Baby’s Almost Mobile: How to Baby-Proof Your Home
If your little one is on the move and close to her first steps, it might be time to baby-proof your home. You may already have basic precautionary measures in place, but now that your child is becoming mobile, there is a whole new set of things to consider.
As noted by KidsHealth.Org, one of the top reasons children under 3 years old go to the emergency room is household injuries. Kids Health says the best way to keep children from getting injured is to always be aware of what they are doing so you can step in when necessary. If something does happen, however, make sure there are always emergency numbers by the phone, a first-aid kit is readily available, and the caregiver knows CPR and the Heimlich maneuver.
When children start walking, sometimes they can be gone before you know it. They are ready to explore and have a new means of getting around on their own, so they may get into things they aren’t supposed to. To make your house safer for a new toddler, try the following tips for childproofing your home.
Just because the baby is up and moving, it doesn’t mean she is ready to have run of the whole house.
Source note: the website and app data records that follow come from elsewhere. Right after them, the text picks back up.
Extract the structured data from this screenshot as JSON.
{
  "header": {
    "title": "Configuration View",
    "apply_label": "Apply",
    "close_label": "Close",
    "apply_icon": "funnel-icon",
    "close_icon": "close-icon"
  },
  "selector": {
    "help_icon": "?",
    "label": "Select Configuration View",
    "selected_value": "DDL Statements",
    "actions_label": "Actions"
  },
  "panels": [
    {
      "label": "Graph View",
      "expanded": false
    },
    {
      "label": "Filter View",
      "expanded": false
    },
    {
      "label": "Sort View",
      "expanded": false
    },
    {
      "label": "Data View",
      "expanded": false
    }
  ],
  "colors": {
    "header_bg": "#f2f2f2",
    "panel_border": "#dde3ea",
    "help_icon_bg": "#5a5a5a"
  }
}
According to the Consumer Product Safety Commission (CPSC), safety gates can keep your baby from falling down stairs, climbing up them and entering areas with potential safety risks. When purchasing gates for childproofing your home, be sure to choose ones that meet all up-to-date safety standards.
Cover Door Knobs
Now that your baby is on her feet, she may be in reach of door handles she couldn’t touch before. While it may seem exciting to be able to find out what’s behind the door, some rooms may not be safe for babies. If this is the case, the CPSC suggests buying door knob covers, which make it difficult for most children to turn the handle.
Limit Hot Water
With the added height from being on their feet, babies may be able to reach bathtub knobs or get their hands under faucets. The National Safety Council suggests using a mixer faucet in the shower or tub. This protects you from unexpected changes in water supply by mixing the hot and cold water to keep a consistent temperature. The Council also recommends setting your hot water temperature to no higher than 120 degrees Fahrenheit to help prevent burns and scalding on little fingers.
Get Baby-Safe Window Coverings
Blinds or curtains with long cords or strings may pose a hazard for little ones who can reach them. The CPSC advises parents to purchase cordless window coverings, as a child could get stuck in the cord or be strangled if a loop gets wrapped around his or her neck. If you already have window coverings with cords, the Window Covering Safety Council can provide you with free retrofit safety kits to adjust your current ones.
Babies beginning to walk may be just about the height of various sharp edges in your home when on their feet. This means their heads could bump into tables or shelf corners if they are a little unsteady. To prevent cuts and bruises, the CPSC suggests parents get corner bumpers to soften the hard edges throughout the home.
Your baby taking her first steps can be an exciting and memorable occasion. Prepare for that special day so when your baby wants to explore, she can do it safely.